Scientists say they are close to producing super varieties of wheat that will protect the world's most important food crop from variants of Ug99, a new and deadly form of wheat rust, while boosting yields by as much as 15 percent.
Up to 90 percent of wheat now in production, including most wheat grown in the Americas, Asia and Africa-is susceptible to Ug99 and its variants.
Concerns that damage could be inflicted on wheat fields around the world has prompted a vigorous international response spearheaded by the Borlaug Global Rust Initiative, as scientists contemplate unprecedented losses to a crop that is the main source of sustenance for millions of people.
"We are facing the prospect of a biological firestorm, but it's also clear that the research community has responded to the threat at top speed, and we are getting results in the form of new varieties that are resistant to rust and appealing to farmers," said Ronnie Coffman, who heads the Durable Rust Resistance in Wheat (DRRW) project at Cornell University, which is coordinating the fight against the disease.
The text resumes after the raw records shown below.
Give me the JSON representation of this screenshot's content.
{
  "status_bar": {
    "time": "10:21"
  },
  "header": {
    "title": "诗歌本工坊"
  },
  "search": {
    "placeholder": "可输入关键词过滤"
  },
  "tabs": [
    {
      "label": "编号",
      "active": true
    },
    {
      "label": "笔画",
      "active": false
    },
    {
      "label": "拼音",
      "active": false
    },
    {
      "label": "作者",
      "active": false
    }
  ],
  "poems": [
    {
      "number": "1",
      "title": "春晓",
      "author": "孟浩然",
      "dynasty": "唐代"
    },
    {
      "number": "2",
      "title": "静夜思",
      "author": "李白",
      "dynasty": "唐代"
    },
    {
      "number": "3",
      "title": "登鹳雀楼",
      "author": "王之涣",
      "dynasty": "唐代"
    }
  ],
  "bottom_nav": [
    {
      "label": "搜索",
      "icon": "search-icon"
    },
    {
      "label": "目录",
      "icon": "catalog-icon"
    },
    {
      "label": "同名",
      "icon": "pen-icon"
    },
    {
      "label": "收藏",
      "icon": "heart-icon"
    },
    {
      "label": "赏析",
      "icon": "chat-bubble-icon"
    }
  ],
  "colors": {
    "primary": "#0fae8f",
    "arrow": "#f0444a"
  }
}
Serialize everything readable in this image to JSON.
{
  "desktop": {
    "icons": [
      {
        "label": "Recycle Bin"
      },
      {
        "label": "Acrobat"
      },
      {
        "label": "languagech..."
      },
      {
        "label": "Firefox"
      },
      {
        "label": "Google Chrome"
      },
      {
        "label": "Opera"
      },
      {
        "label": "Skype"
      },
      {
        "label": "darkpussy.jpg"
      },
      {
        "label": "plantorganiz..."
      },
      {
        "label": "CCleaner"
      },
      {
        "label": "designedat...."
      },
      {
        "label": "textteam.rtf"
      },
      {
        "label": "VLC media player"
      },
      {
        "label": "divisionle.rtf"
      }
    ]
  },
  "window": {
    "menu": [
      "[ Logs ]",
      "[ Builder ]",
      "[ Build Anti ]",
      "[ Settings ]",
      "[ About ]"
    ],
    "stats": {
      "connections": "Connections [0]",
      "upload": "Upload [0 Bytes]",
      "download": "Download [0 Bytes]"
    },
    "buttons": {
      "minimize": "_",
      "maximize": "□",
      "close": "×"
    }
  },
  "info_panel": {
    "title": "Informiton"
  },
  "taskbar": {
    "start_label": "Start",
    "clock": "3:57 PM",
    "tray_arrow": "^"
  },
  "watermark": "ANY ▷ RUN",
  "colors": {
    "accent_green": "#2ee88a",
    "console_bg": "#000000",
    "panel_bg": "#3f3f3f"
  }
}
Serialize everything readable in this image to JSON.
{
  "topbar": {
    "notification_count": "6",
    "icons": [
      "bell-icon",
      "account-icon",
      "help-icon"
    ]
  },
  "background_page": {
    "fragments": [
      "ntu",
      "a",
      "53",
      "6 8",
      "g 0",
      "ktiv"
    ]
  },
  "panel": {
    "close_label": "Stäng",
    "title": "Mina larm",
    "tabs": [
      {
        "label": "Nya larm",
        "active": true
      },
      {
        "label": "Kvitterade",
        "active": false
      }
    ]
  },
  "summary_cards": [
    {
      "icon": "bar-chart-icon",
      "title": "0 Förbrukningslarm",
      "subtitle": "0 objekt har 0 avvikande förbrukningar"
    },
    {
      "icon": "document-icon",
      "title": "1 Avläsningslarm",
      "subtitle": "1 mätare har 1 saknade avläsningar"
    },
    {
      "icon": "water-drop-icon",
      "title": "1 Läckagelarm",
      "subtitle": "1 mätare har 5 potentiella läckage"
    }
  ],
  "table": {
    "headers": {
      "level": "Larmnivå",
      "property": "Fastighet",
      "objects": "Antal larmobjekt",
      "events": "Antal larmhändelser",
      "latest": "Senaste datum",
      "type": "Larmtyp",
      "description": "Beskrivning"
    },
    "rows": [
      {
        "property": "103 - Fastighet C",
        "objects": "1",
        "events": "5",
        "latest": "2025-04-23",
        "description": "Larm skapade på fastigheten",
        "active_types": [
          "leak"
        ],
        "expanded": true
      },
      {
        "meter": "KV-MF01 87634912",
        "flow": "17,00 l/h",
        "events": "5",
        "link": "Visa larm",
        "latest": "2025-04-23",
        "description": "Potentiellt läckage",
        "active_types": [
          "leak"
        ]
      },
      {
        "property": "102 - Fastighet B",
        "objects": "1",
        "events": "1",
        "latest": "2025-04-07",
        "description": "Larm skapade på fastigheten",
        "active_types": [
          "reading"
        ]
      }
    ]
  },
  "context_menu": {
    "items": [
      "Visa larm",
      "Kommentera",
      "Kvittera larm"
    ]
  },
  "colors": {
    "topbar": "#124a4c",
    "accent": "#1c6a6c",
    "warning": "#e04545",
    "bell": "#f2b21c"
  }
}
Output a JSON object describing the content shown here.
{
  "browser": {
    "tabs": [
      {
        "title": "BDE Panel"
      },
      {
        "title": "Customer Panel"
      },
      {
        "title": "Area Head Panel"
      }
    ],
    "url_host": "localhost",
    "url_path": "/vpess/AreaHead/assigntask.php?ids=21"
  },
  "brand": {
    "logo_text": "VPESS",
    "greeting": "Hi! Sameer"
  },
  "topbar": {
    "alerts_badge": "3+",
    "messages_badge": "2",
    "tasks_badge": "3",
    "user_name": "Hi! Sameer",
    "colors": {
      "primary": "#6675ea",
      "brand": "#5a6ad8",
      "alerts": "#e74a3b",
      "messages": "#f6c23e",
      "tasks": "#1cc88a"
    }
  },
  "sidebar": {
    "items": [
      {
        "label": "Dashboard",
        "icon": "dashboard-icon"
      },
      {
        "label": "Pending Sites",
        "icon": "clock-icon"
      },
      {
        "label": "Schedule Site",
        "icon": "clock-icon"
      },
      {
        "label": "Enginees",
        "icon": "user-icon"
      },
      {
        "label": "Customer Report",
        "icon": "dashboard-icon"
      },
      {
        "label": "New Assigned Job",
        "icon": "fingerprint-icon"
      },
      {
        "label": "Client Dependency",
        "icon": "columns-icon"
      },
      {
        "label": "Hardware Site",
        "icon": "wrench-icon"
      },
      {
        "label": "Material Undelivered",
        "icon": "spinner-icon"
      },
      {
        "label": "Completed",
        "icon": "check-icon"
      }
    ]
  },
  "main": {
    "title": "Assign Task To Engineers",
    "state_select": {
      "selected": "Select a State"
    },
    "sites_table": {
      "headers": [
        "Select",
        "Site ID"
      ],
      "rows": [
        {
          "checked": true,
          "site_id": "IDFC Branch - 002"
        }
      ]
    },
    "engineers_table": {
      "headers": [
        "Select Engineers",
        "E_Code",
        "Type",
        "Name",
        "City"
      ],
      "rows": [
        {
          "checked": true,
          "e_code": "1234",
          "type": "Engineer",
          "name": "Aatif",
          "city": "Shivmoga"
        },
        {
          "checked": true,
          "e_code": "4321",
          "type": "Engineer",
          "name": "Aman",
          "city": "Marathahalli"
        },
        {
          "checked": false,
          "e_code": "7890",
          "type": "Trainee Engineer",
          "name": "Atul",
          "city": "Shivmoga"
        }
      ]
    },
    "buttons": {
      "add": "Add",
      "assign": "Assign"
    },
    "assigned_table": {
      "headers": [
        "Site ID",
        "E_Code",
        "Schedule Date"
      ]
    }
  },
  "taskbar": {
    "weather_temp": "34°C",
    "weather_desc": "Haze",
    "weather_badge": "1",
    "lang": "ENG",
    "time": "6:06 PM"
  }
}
" We are dealing with a constantly-evolving pathogen, and we need to stay at least one step ahead of it at all times."
Coffman and his colleagues note that significant obstacles will have to be overcome before the new varieties of wheat can replace susceptible varieties that cover most of an estimated 225 million hectares of wheat fields throughout the world.
The move to protect the world from Ug99 is focused not on creating a single variety of wheat that can withstand the disease, but, rather, on conferring genetic resistance in wheat and transferring these traits to local varieties.
The research will be presented at a global wheat rust symposium in Minneapolis.